Talking to other people at Nottinghamshire Pride, many of whom were experienced activists who had been to many different Pride events across the country, the feeling was generally a very positive one. It was common to hear people say that they couldn’t remember a better Pride**, and that they felt that it was more of a community event than a gay man’s music festival. There was also a wide attendance from many different subcultures, and a good number of families also came along and enjoyed the day. Whilst the price to get in was irritating, the knowledge that they were attempting to be open and transparent regarding it’s usage made it more manageable.
- Pride events should, were possible, be free, or as close as possible
- Events, however, unavoidably will incur costs that need to be covered
- Sponsorship is an imperfect means to cover costs, and has issues associated with it, but works well
- Security and safety at Pride events is a real concern, but security processes can also harm QUILTBAG people
- There is a growing feeling that many mainstream Pride events are just Gay White Male pop music festivals, not a celebration of QUILTBAG culture and existence, and have lost their vital protest roots, that are still relevant to this day
- Even token charges are undesirable, but sadly also understandable and potentially unavoidable
- If Pride events charge for entry, they must be open and transparent in their spending, and not just spend on more big-name pop acts, were possible helping to fund local groups’ tents and stages, and promoting true diversity for all QUILTBAG/LGBT people
- Profits from Pride events this should go towards the wider community, and be used to support local LGBT charities
- Additional security measures and charging at Pride events will marginalise intersectional communities further
- Birmingham Pride 2012 sucked

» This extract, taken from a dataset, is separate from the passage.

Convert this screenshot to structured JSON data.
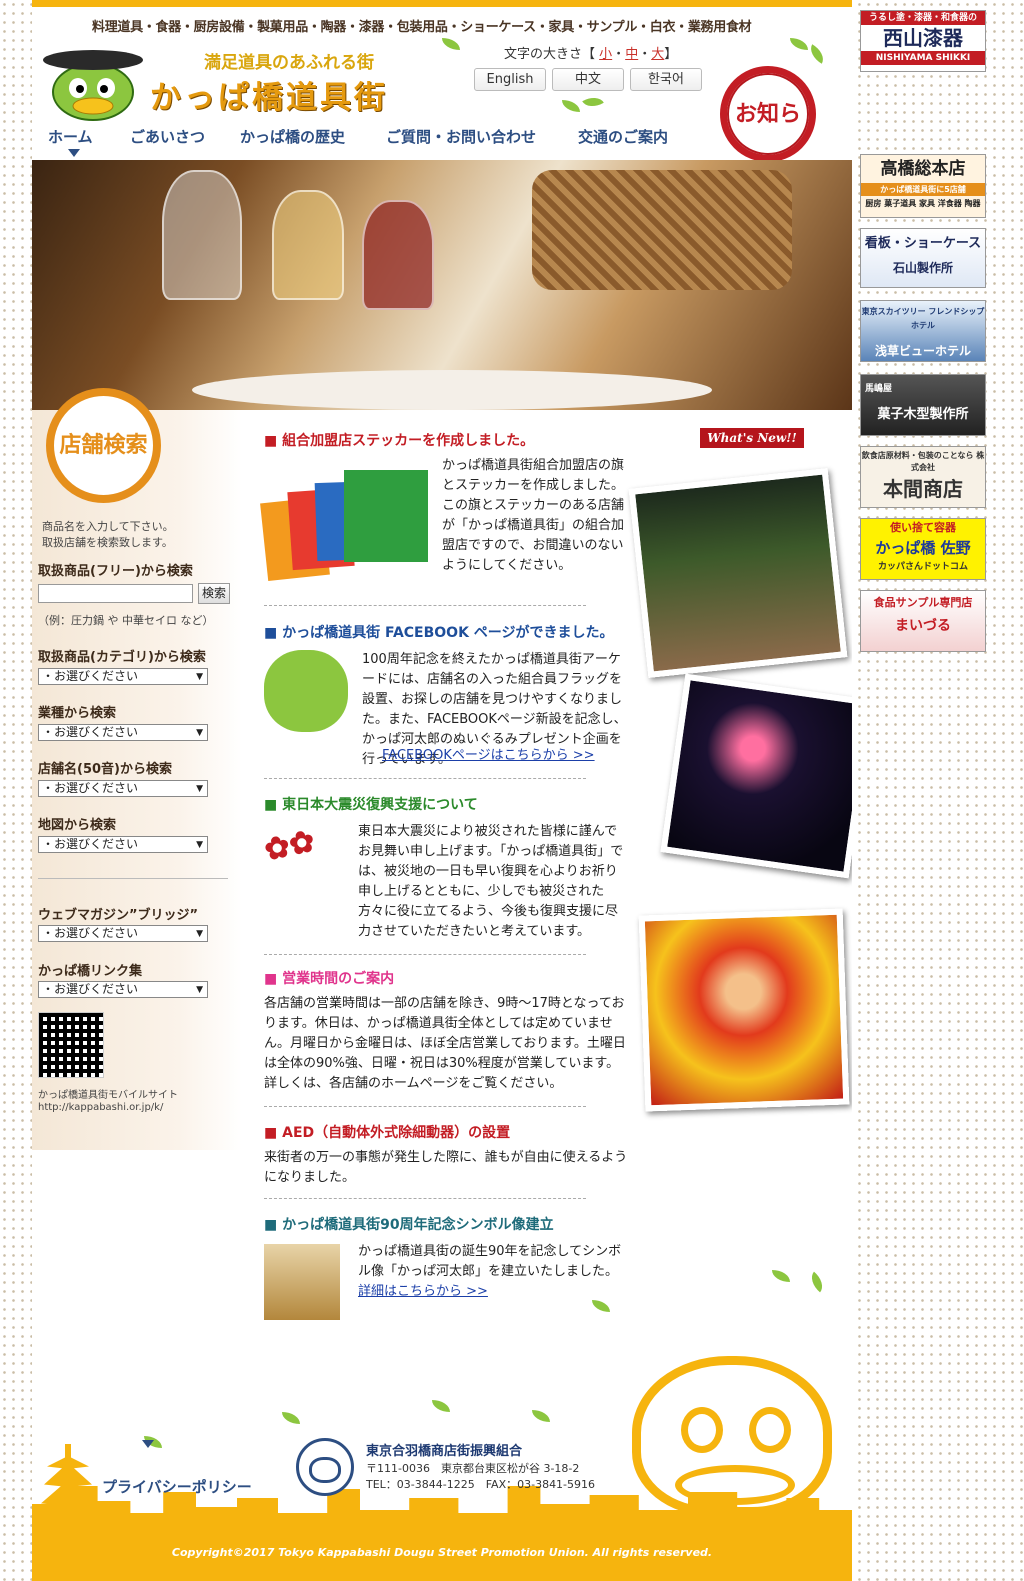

- Nottinghamshire Pride 2012 was utterly amazing!
* Disclaimer: I have friends who work for E.ON
** And they weren’t even drunk, honest!
*** This is a subject for another post, but in summary, the conclusion people tend to reach is that people should buy in bulk and cook from raw ingredients, and avoid all luxuries. This completely ignores the realities of such positions